Hovering around the Amazon
The Marina de Guerra del Perú recently published a photo essay on brown water infantry troops doing what they do via some interesting watercraft. As part of the 45th annual Exercise BRACOLPER, in which Colombian and Brazilian riverine units visit Peru for a joint training op, the Peruvians have been showing off their British-made T-class Griffon Hoverwork (GHL) 2000TD hovercraft, of which they own seven.
The 2000TD is in use with several NATO countries such as Belgium, the Baltic states, and Poland, as well as with the Royal Marines, Finnish border guard, and Colombian naval infantry– which is the largest user. Some 38-feet long, they can carry 20 passengers at a speed of 35 knots.
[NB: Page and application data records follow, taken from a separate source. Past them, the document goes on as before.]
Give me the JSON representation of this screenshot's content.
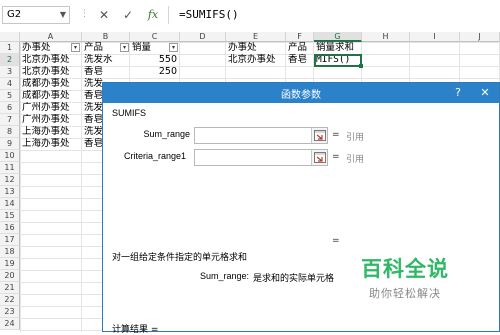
{
  "formula_bar": {
    "name_box": "G2",
    "cancel_icon": "✕",
    "enter_icon": "✓",
    "fx_label": "fx",
    "formula": "=SUMIFS()"
  },
  "columns": [
    "A",
    "B",
    "C",
    "D",
    "E",
    "F",
    "G",
    "H",
    "I",
    "J"
  ],
  "rows": [
    "1",
    "2",
    "3",
    "4",
    "5",
    "6",
    "7",
    "8",
    "9",
    "10",
    "11",
    "12",
    "13",
    "14",
    "15",
    "16",
    "17",
    "18",
    "19",
    "20",
    "21",
    "22",
    "23",
    "24"
  ],
  "sheet": {
    "headers": {
      "a1": "办事处",
      "b1": "产品",
      "c1": "销量",
      "e1": "办事处",
      "f1": "产品",
      "g1": "销量求和"
    },
    "data": [
      {
        "a": "北京办事处",
        "b": "洗发水",
        "c": "550"
      },
      {
        "a": "北京办事处",
        "b": "香皂",
        "c": "250"
      },
      {
        "a": "成都办事处",
        "b": "洗发"
      },
      {
        "a": "成都办事处",
        "b": "香皂"
      },
      {
        "a": "广州办事处",
        "b": "洗发"
      },
      {
        "a": "广州办事处",
        "b": "香皂"
      },
      {
        "a": "上海办事处",
        "b": "洗发"
      },
      {
        "a": "上海办事处",
        "b": "香皂"
      }
    ],
    "e2": "北京办事处",
    "f2": "香皂",
    "g2": "MIFS()"
  },
  "dialog": {
    "title": "函数参数",
    "help": "?",
    "close": "✕",
    "function_name": "SUMIFS",
    "args": [
      {
        "label": "Sum_range",
        "value": "引用"
      },
      {
        "label": "Criteria_range1",
        "value": "引用"
      }
    ],
    "eq": "=",
    "description": "对一组给定条件指定的单元格求和",
    "arg_desc_label": "Sum_range:",
    "arg_desc_text": "是求和的实际单元格",
    "result_label": "计算结果 ="
  },
  "watermark": {
    "big": "百科全说",
    "small": "助你轻松解决"
  }
}
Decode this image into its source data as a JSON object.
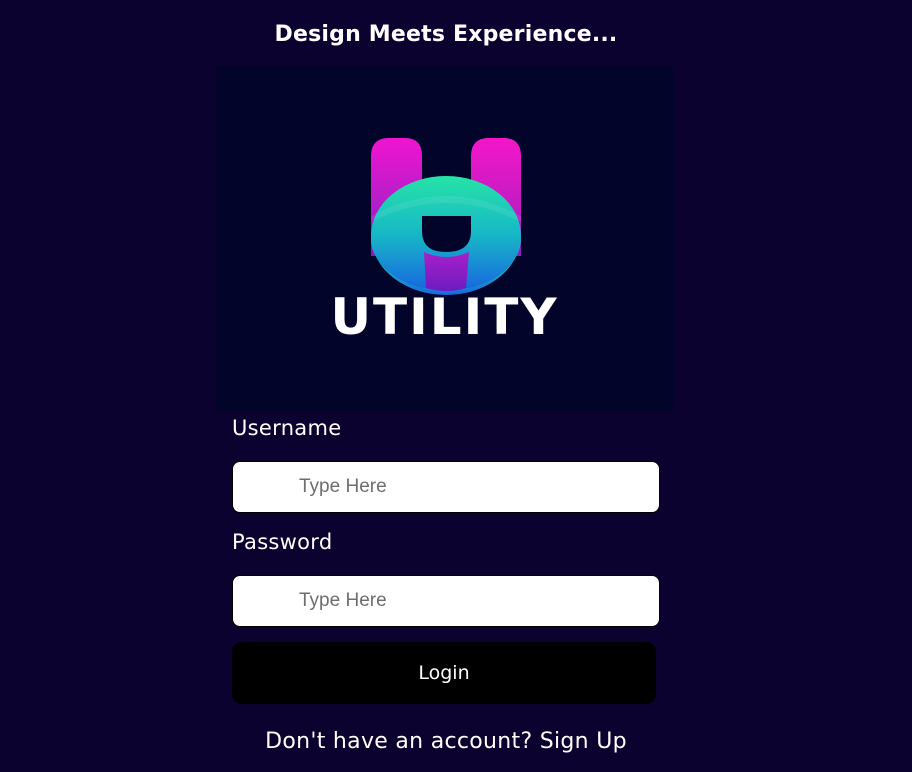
{
  "header": {
    "tagline": "Design Meets Experience..."
  },
  "logo": {
    "icon": "u-letter-logo-icon",
    "wordmark": "UTILITY",
    "colors": {
      "magenta": "#e814c8",
      "purple": "#8a1fc2",
      "teal": "#20d8a8",
      "blue": "#1a6fe0"
    }
  },
  "form": {
    "username_label": "Username",
    "username_placeholder": "Type Here",
    "password_label": "Password",
    "password_placeholder": "Type Here",
    "login_label": "Login"
  },
  "footer": {
    "prompt_text": "Don't have an account?",
    "signup_link": "Sign Up"
  },
  "theme": {
    "background": "#0b0230",
    "logo_panel": "#02042a",
    "button": "#000000",
    "input": "#ffffff"
  }
}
The Peruvian models are fitted with aluminum armor and have a forward gun mount that can accept anything from a 5.56mm LMG to a Mini Gun.
The 25,000-member Peruvian Navy has a decent blue water force to include modern frigates and a professional submarine force (they were also the last fleet in the world to operate a large gun-armed cruiser outside of the U.S. and Russia) but, as the country is bisected by the Amazon, Apurimac, Ene, Mantaro, and Madre de Dios river systems, they also have significant riverine forces as well.
The Peruvians have a marine (naval infantry) brigade that includes three battalions oriented towards blue-water and coastal operations and two (Teniente Quevedo and Teniente Villapando) to riverine ops as well as a commando unit and supporting artillery and engineer assets.
For reference, check out this video of Peruvian 2000TDs at work.